Itâ€™s important to note that a company can use its earnings releases to put a spin on its performance. Sometimes a company will emphasize strong growth in revenue or sales to mask the fact that it spent a lot of money in the quarter on advertising or something else, making earnings lower than expected. Other times, companies will trumpet strong earnings growth despite weak sales.
Thatâ€™s why the business reporter needs to look at the complete picture in an earnings release. While Wall Street analysts and investors will primarily focus on whether the company â€œmadeâ€? its earnings projections, a better story may be told by looking at the overall performance of the company.

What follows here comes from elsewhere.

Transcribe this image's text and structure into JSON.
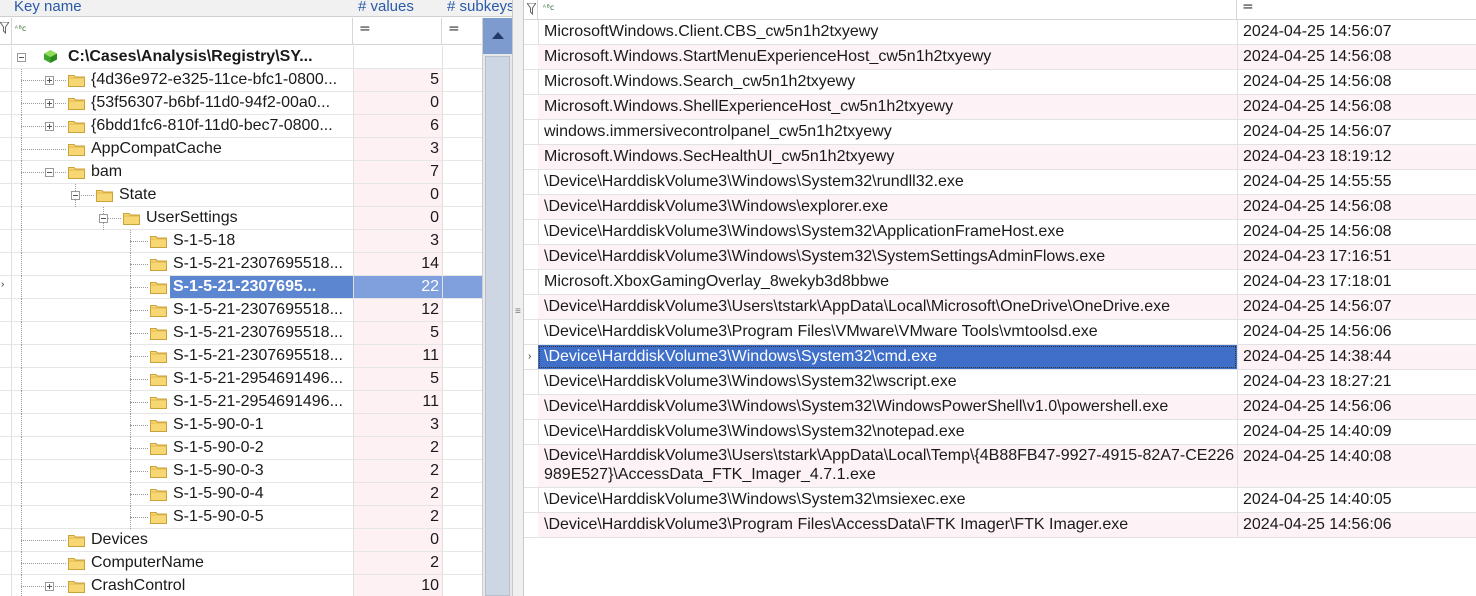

Because a company issues more stock, or often repurchases stock, to make its net income per share figure grow at a faster rate than its net income, itâ€™s a better barometer of a companyâ€™s earnings growth to measure the percentage gain in net income, not in net income per share.
A business reporter should not fall into this trap, but focus on the growth or decline in the dollar amount noted in net income.
Other industry barometers are also important in earnings release. For retailers such as Home Depot and Wal-Mart, many experts like to measure their success by comparable, or same-store, sales, a figure mentioned in the first paragraph of the Home Depot release. This tells someone reading the release how sales have done at a retailerâ€™s stores that have been open for at least a year.
Other industries have similar measures of performance that a business reporter will want to look for in the earnings statement. A beverage company such as Coke and Pepsi will report an increase or decline in the number of cases of soft drinks it sold during a quarter. Anheuser-Busch and Coors report a gain or loss in the number of barrels of beer sold during the quarter.
Look for future earnings guidance in the release. Earnings guidance is important for business writers to track because the stock prices of companies can rise and fall dramatically based on the release of this information. Anytime a company issues a statement telling what it expects to report in earnings for a quarter or a year, a business reporter should compare those numbers against Wall Street expectations, and against earlier guidance given by the company.
The reasoning is simple, but important. If a company is issuing earnings guidance that is higher than it has previously stated or higher than Wall Street thought, its stock price is likely to rise that day. Many investors base how much theyâ€™re willing to pay for a stock by how much a company is expected to report in earnings that year. If the company now expects to report higher earnings, then investors will be willing to pay a higher price for the stock.
The reverse is also true. If a company discloses that it expects to report earnings lower than it previously thought or that Wall Street estimated, then the stock price is likely to fall. A business reporterâ€™s story on the release of new guidance should emphasize why the earnings estimate is now changing, for the good or the bad. In most cases, the reason is that the companyâ€™s business is performing better than expected, or worse than expected.